(Data about app and page elements)

---*---

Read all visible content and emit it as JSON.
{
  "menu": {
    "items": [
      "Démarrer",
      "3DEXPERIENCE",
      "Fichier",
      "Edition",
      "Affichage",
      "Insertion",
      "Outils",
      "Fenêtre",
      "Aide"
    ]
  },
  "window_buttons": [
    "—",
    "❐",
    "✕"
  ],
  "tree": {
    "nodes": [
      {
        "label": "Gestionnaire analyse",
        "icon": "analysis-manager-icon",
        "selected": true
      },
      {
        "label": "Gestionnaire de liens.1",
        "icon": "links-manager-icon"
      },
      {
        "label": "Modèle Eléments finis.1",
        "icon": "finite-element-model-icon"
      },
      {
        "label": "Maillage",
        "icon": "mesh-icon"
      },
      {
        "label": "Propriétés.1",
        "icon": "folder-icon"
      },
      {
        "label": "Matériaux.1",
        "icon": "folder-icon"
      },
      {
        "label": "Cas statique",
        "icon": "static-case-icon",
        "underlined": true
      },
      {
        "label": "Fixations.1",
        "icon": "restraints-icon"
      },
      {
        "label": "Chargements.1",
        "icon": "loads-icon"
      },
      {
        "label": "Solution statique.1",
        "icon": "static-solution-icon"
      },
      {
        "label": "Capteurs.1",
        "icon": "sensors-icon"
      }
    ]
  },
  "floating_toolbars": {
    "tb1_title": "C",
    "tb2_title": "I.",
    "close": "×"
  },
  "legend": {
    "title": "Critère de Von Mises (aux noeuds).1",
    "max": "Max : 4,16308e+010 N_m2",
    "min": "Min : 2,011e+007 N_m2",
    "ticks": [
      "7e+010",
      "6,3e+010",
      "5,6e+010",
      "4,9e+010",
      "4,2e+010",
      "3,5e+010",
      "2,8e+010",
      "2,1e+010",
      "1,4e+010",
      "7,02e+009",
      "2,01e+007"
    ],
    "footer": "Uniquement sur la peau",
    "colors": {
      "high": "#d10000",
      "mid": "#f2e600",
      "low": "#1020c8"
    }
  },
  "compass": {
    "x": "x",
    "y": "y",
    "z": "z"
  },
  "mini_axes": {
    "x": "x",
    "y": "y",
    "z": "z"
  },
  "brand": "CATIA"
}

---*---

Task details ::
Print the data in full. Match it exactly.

Answer to this problem ::
Read all visible content and emit it as JSON.
{
  "menu": {
    "items": [
      "Démarrer",
      "3DEXPERIENCE",
      "Fichier",
      "Edition",
      "Affichage",
      "Insertion",
      "Outils",
      "Fenêtre",
      "Aide"
    ]
  },
  "window_buttons": [
    "—",
    "❐",
    "✕"
  ],
  "tree": {
    "nodes": [
      {
        "label": "Gestionnaire analyse",
        "icon": "analysis-manager-icon",
        "selected": true
      },
      {
        "label": "Gestionnaire de liens.1",
        "icon": "links-manager-icon"
      },
      {
        "label": "Modèle Eléments finis.1",
        "icon": "finite-element-model-icon"
      },
      {
        "label": "Maillage",
        "icon": "mesh-icon"
      },
      {
        "label": "Propriétés.1",
        "icon": "folder-icon"
      },
      {
        "label": "Matériaux.1",
        "icon": "folder-icon"
      },
      {
        "label": "Cas statique",
        "icon": "static-case-icon",
        "underlined": true
      },
      {
        "label": "Fixations.1",
        "icon": "restraints-icon"
      },
      {
        "label": "Chargements.1",
        "icon": "loads-icon"
      },
      {
        "label": "Solution statique.1",
        "icon": "static-solution-icon"
      },
      {
        "label": "Capteurs.1",
        "icon": "sensors-icon"
      }
    ]
  },
  "floating_toolbars": {
    "tb1_title": "C",
    "tb2_title": "I.",
    "close": "×"
  },
  "legend": {
    "title": "Critère de Von Mises (aux noeuds).1",
    "max": "Max : 4,16308e+010 N_m2",
    "min": "Min : 2,011e+007 N_m2",
    "ticks": [
      "7e+010",
      "6,3e+010",
      "5,6e+010",
      "4,9e+010",
      "4,2e+010",
      "3,5e+010",
      "2,8e+010",
      "2,1e+010",
      "1,4e+010",
      "7,02e+009",
      "2,01e+007"
    ],
    "footer": "Uniquement sur la peau",
    "colors": {
      "high": "#d10000",
      "mid": "#f2e600",
      "low": "#1020c8"
    }
  },
  "compass": {
    "x": "x",
    "y": "y",
    "z": "z"
  },
  "mini_axes": {
    "x": "x",
    "y": "y",
    "z": "z"
  },
  "brand": "CATIA"
}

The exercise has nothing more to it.